With three sides through to the Heineken Cup quarter-finals for the first time ever, there is no doubt who the dominant force is at club level in Europe right now. Yet following last year’s Rugby World Cup, all the talk has been about RWC finalists France and a resurgent Wales to win the RBS Six Nations 2012.
The results from Rounds 5 & 6 though will force people to think again with regards to their predicted champion. Munster, Ulster and last year’s champions Leinster have all progressed to the knockout stages, and will all be involved in two home Irish games, with Munster taking on Ulster at Thomond Park.
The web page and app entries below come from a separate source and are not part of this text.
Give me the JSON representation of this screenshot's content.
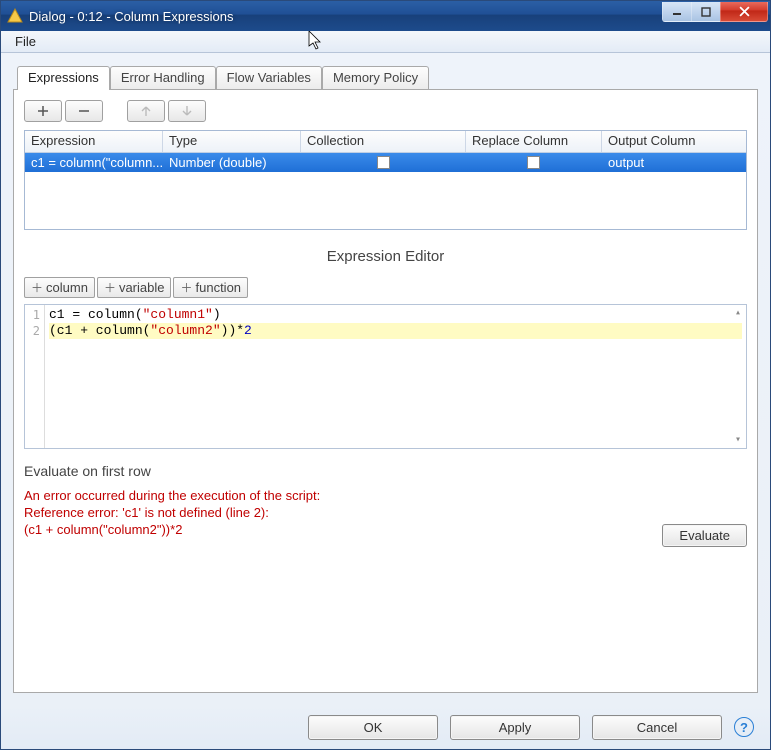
{
  "window": {
    "title": "Dialog - 0:12 - Column Expressions"
  },
  "menu": {
    "file": "File"
  },
  "tabs": {
    "expressions": "Expressions",
    "error_handling": "Error Handling",
    "flow_variables": "Flow Variables",
    "memory_policy": "Memory Policy"
  },
  "grid": {
    "headers": {
      "expression": "Expression",
      "type": "Type",
      "collection": "Collection",
      "replace_column": "Replace Column",
      "output_column": "Output Column"
    },
    "rows": [
      {
        "expression": "c1 = column(\"column...",
        "type": "Number (double)",
        "collection": false,
        "replace_column": false,
        "output_column": "output"
      }
    ]
  },
  "editor": {
    "title": "Expression Editor",
    "insert_buttons": {
      "column": "column",
      "variable": "variable",
      "function": "function"
    },
    "gutter": [
      "1",
      "2"
    ],
    "lines_plain": [
      "c1 = column(\"column1\")",
      "(c1 + column(\"column2\"))*2"
    ]
  },
  "evaluate": {
    "label": "Evaluate on first row",
    "error_lines": [
      "An error occurred during the execution of the script:",
      "Reference error: 'c1' is not defined (line 2):",
      "(c1 + column(\"column2\"))*2"
    ],
    "button": "Evaluate"
  },
  "footer": {
    "ok": "OK",
    "apply": "Apply",
    "cancel": "Cancel"
  }
}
Munster and Leinster were also the top two seeds at the end of Round 6, whilst Ulster produced one of the performances of the season last week at home against Leicester.
Statistically speaking, between the three of them they have been superior against each nation’s teams; against English opposition they have won five matches and lost just once, against the French they have won four, drawn once and lost once, whilst Munster completed a double over the Scarlets in the only Irish-Welsh pairing. Furthermore, in the last two weeks, Ulster and Munster scored 92 points against two of England’s playoff contenders in Leicester and Northampton. Leinster, arguably the best of the three sides, also scored 52 points against Bath in Round 4, creating an aggregate of 144-70 over the three games. That’s before remembering that Connacht defeated Premiership leaders Harlequins on Friday night.
Naturally, there are some counter-arguments. Supporters from other nations will highlight the influence of foreign players in all three sides, who of course are not elegible to play for Ireland in the Six Nations. Isa Nacewa at Leinster, Ruan Pienaar, Johann Muller and John Afoa at Ulster, Lifiemi Mafi and BJ Botha at Munster. But the truth is the majority of all three starting XVs were dominated by Irish players, who in turn make up most of Declan Kidney’s squad.
What’s more, six or seven players who put in outstanding performances over the last weekend are not yet in the senior squad, such as Chris Henry, Eoin O’Malley, Dan Tuohy, James Coughlan, Luke Fitzgerald and hat-trick hero Simon Zebo. The key lies in Kidney not only managing to get all of them to gel together, but to also be bold and select on form rather than reputation. If they can get that right, it could be Ireland’s year.
by Ben Coles